In the records below, which lines include "캡처하기"? Copy them.

Excerpts from a dataset:
··········

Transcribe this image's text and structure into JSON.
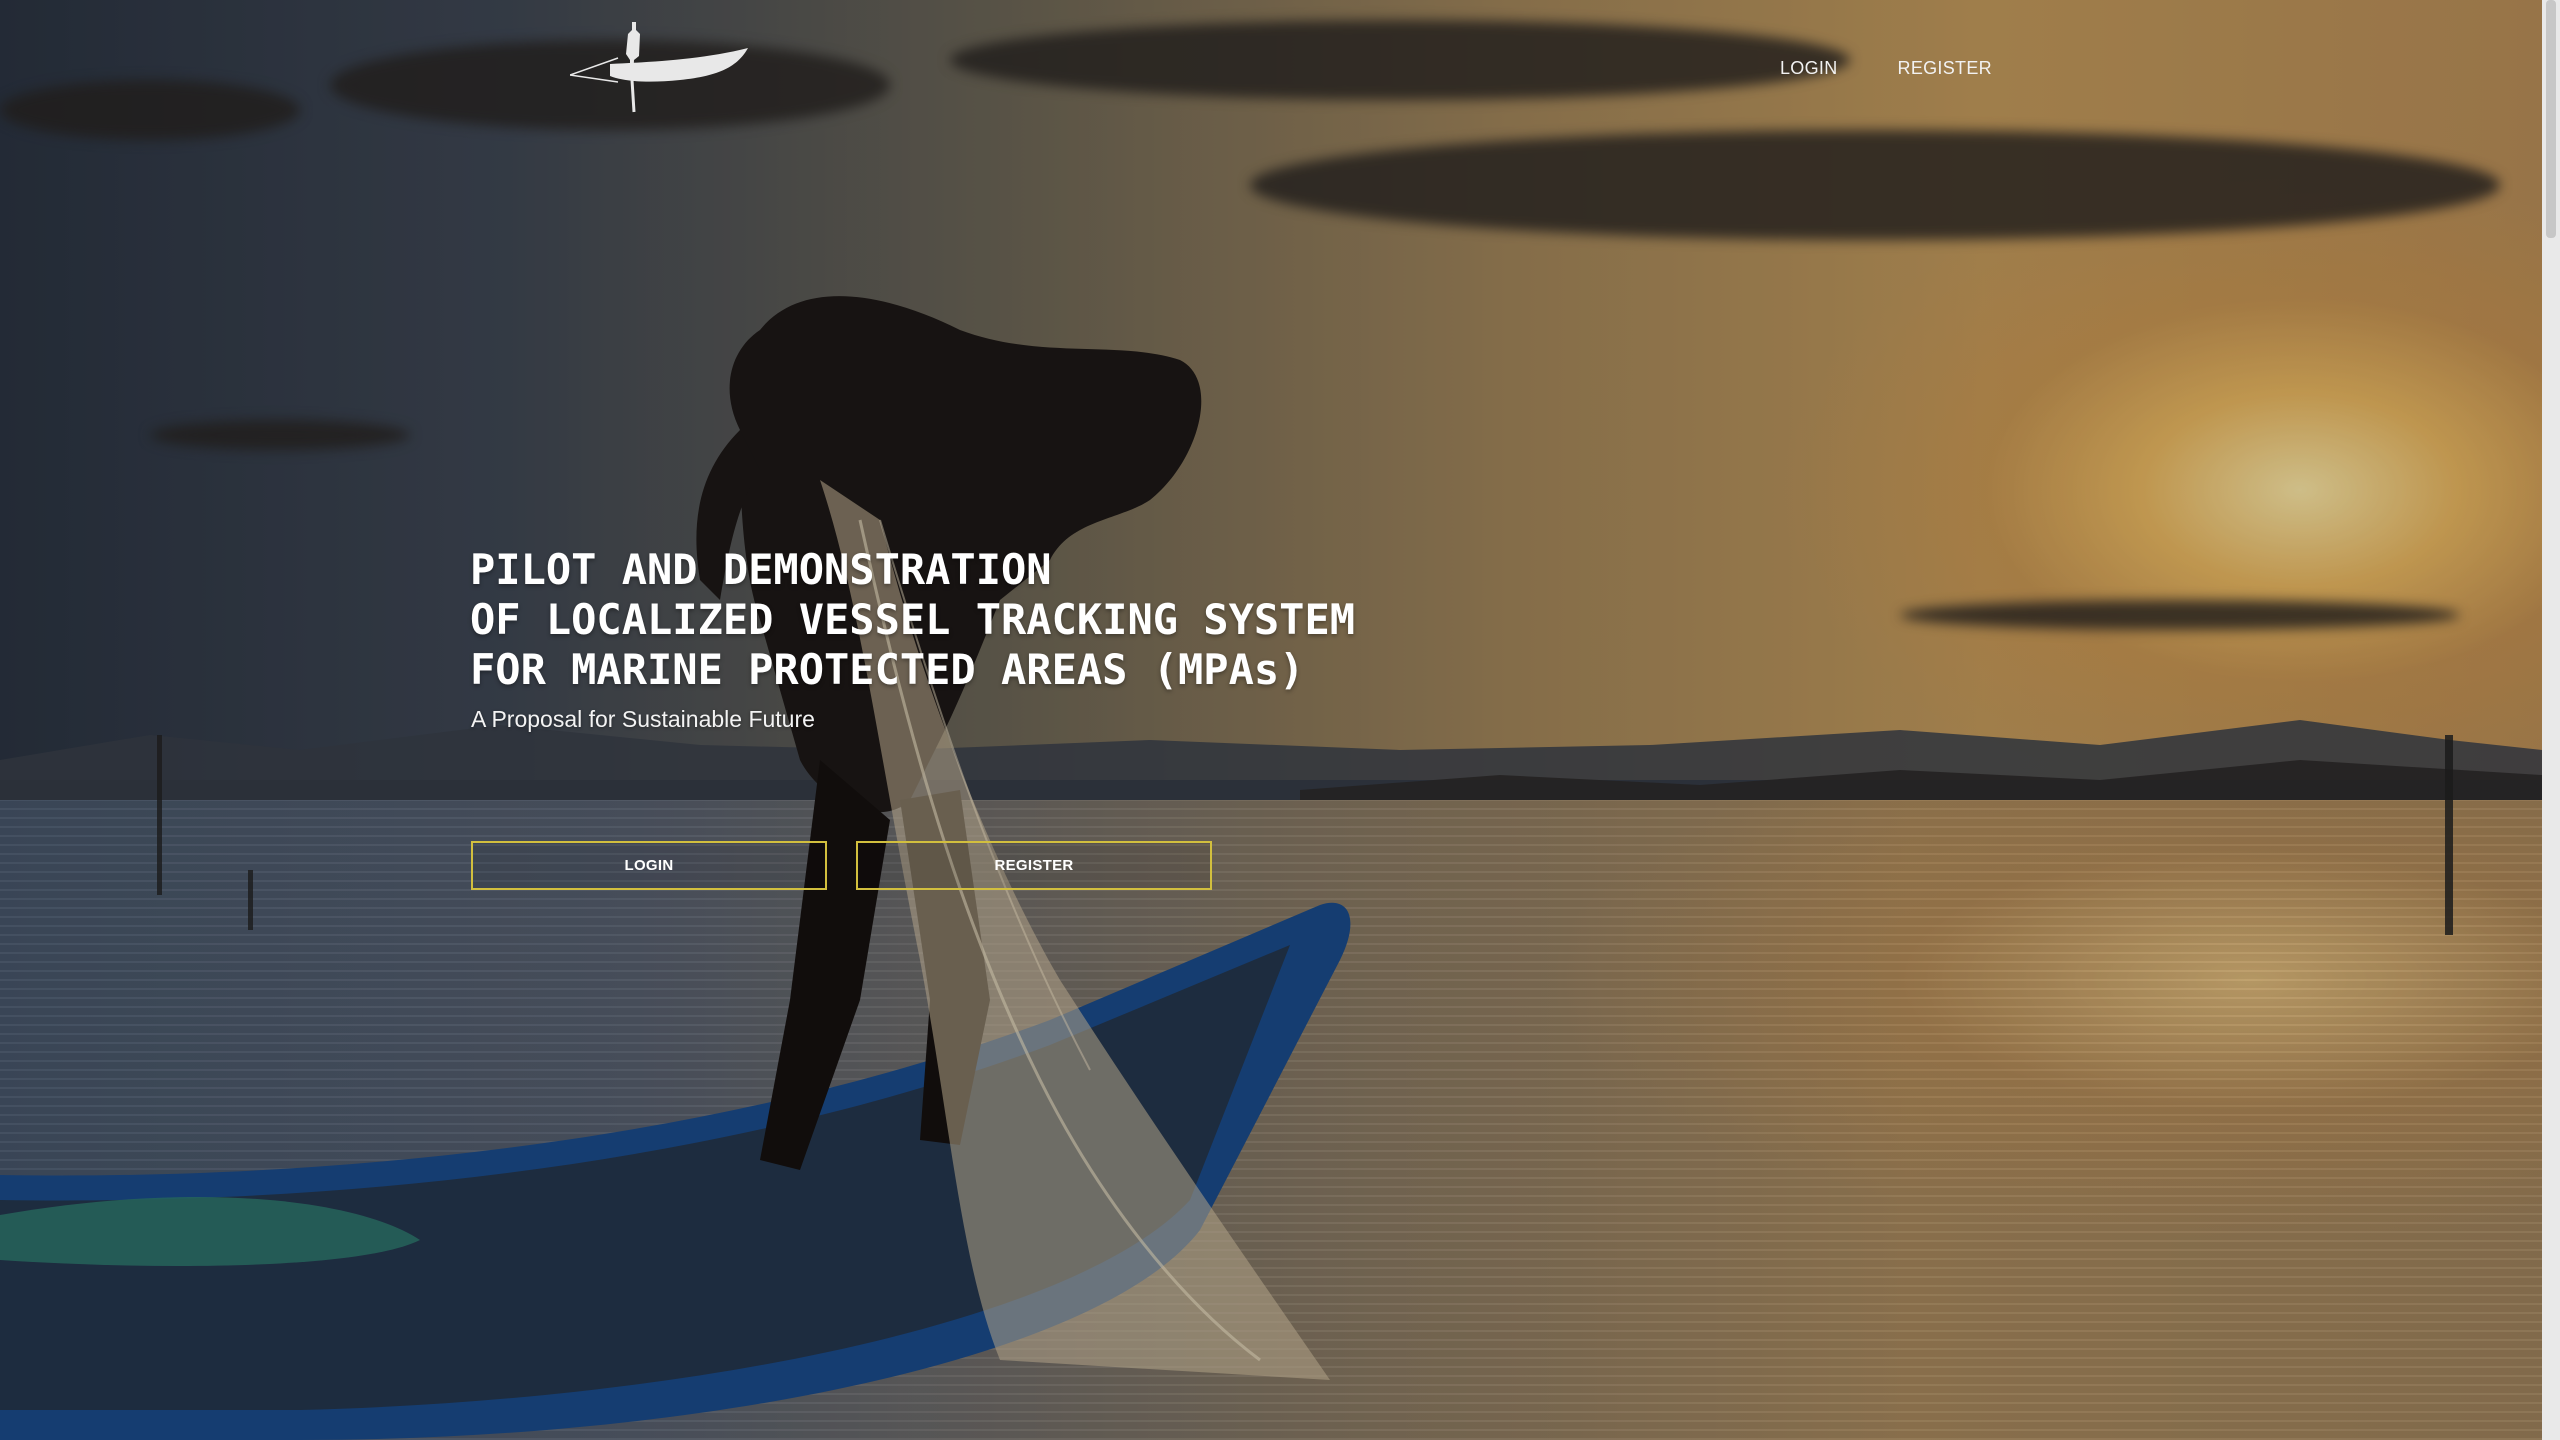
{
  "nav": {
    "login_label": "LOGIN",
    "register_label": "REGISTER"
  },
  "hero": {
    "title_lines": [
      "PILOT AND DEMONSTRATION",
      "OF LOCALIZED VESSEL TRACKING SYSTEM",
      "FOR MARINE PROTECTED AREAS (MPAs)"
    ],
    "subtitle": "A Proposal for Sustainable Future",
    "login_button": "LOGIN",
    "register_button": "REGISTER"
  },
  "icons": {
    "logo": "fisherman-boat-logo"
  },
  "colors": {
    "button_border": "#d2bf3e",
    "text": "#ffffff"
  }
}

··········

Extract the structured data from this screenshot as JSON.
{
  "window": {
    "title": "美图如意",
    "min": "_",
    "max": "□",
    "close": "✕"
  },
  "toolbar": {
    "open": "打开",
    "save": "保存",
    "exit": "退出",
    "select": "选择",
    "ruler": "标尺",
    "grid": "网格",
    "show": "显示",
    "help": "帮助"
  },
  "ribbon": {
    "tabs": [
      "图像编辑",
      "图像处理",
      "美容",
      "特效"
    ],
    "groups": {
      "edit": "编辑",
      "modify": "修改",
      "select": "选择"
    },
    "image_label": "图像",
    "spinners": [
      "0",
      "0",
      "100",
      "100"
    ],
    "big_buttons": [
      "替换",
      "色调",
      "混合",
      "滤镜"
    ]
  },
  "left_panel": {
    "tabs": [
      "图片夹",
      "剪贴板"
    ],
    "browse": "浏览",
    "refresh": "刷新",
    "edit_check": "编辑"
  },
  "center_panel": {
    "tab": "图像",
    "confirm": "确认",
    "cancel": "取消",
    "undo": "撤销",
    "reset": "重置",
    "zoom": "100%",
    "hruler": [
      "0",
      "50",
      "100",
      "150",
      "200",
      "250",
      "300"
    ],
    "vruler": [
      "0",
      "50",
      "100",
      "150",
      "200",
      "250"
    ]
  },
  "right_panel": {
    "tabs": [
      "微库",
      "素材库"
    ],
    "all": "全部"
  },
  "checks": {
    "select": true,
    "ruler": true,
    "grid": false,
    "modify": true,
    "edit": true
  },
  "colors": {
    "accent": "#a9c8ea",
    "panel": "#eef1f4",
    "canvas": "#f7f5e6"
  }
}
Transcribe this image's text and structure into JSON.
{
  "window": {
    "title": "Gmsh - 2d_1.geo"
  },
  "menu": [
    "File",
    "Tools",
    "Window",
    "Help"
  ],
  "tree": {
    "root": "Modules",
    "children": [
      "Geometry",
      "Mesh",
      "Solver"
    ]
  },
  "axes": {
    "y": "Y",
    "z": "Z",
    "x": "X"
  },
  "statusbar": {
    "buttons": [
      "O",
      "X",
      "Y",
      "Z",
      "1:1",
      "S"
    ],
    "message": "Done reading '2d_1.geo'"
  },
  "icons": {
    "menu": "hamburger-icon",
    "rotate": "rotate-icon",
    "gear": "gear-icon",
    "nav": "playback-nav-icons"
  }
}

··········

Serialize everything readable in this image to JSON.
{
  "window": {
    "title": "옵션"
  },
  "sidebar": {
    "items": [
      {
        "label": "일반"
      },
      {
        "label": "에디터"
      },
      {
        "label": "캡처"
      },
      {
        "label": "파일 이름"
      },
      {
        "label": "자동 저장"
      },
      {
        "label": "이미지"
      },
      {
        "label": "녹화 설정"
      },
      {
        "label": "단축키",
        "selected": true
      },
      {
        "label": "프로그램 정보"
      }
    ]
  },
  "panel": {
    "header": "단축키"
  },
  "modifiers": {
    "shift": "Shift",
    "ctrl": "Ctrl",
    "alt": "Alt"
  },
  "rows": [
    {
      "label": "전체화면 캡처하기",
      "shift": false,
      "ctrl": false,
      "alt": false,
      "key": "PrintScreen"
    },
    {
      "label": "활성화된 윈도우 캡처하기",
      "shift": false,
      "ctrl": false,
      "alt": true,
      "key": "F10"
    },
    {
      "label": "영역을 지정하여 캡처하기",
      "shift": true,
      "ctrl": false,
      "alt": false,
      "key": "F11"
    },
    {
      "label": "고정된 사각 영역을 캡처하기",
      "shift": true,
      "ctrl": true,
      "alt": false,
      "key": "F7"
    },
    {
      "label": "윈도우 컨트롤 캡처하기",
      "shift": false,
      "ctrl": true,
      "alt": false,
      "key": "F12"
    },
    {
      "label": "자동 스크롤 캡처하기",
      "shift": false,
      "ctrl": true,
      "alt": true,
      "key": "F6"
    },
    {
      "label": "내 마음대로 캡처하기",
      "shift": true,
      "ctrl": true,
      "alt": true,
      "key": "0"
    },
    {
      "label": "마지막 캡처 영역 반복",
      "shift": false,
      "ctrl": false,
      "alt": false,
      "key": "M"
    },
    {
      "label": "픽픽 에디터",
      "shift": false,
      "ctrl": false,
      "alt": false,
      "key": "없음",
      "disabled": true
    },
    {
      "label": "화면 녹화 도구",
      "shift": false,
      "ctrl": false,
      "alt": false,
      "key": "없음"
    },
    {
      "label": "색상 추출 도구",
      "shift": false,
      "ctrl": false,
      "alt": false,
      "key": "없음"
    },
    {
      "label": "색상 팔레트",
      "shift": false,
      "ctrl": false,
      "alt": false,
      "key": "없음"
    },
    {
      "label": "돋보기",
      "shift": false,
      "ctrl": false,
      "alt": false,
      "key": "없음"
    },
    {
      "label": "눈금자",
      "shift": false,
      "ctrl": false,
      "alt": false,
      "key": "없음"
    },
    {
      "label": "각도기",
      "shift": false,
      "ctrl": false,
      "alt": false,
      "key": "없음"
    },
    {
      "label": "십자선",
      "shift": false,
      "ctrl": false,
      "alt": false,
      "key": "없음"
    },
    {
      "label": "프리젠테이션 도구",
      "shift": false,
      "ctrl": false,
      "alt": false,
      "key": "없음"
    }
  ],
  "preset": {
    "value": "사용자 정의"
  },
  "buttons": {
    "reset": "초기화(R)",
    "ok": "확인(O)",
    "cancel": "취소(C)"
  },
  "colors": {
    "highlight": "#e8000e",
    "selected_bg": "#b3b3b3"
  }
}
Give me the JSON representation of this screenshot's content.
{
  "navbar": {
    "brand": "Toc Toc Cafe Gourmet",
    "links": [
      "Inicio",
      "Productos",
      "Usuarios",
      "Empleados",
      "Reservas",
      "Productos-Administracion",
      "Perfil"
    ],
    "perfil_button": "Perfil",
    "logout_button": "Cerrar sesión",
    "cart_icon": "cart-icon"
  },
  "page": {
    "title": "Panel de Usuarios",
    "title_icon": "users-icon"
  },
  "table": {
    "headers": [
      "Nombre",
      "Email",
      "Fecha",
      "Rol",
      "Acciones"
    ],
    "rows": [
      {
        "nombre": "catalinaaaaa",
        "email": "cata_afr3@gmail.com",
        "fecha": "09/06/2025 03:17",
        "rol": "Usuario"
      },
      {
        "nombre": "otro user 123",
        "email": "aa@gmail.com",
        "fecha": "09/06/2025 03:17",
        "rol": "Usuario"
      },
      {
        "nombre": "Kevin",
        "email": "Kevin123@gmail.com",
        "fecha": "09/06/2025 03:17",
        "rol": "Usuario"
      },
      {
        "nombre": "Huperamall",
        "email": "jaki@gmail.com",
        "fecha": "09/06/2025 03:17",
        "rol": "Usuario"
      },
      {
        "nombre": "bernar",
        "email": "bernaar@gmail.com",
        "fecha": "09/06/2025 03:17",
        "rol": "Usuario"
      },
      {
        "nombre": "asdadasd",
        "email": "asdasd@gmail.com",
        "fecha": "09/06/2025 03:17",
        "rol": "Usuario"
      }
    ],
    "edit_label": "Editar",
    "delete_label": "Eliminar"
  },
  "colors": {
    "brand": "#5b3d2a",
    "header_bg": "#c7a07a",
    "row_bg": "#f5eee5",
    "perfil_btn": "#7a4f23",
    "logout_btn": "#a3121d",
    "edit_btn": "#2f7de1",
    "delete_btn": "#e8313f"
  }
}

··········

SOLUTION TO THE EXERCISE:
      "label": "전체화면 캡처하기",
      "label": "활성화된 윈도우 캡처하기",
      "label": "영역을 지정하여 캡처하기",
      "label": "고정된 사각 영역을 캡처하기",
      "label": "윈도우 컨트롤 캡처하기",
      "label": "자동 스크롤 캡처하기",
      "label": "내 마음대로 캡처하기",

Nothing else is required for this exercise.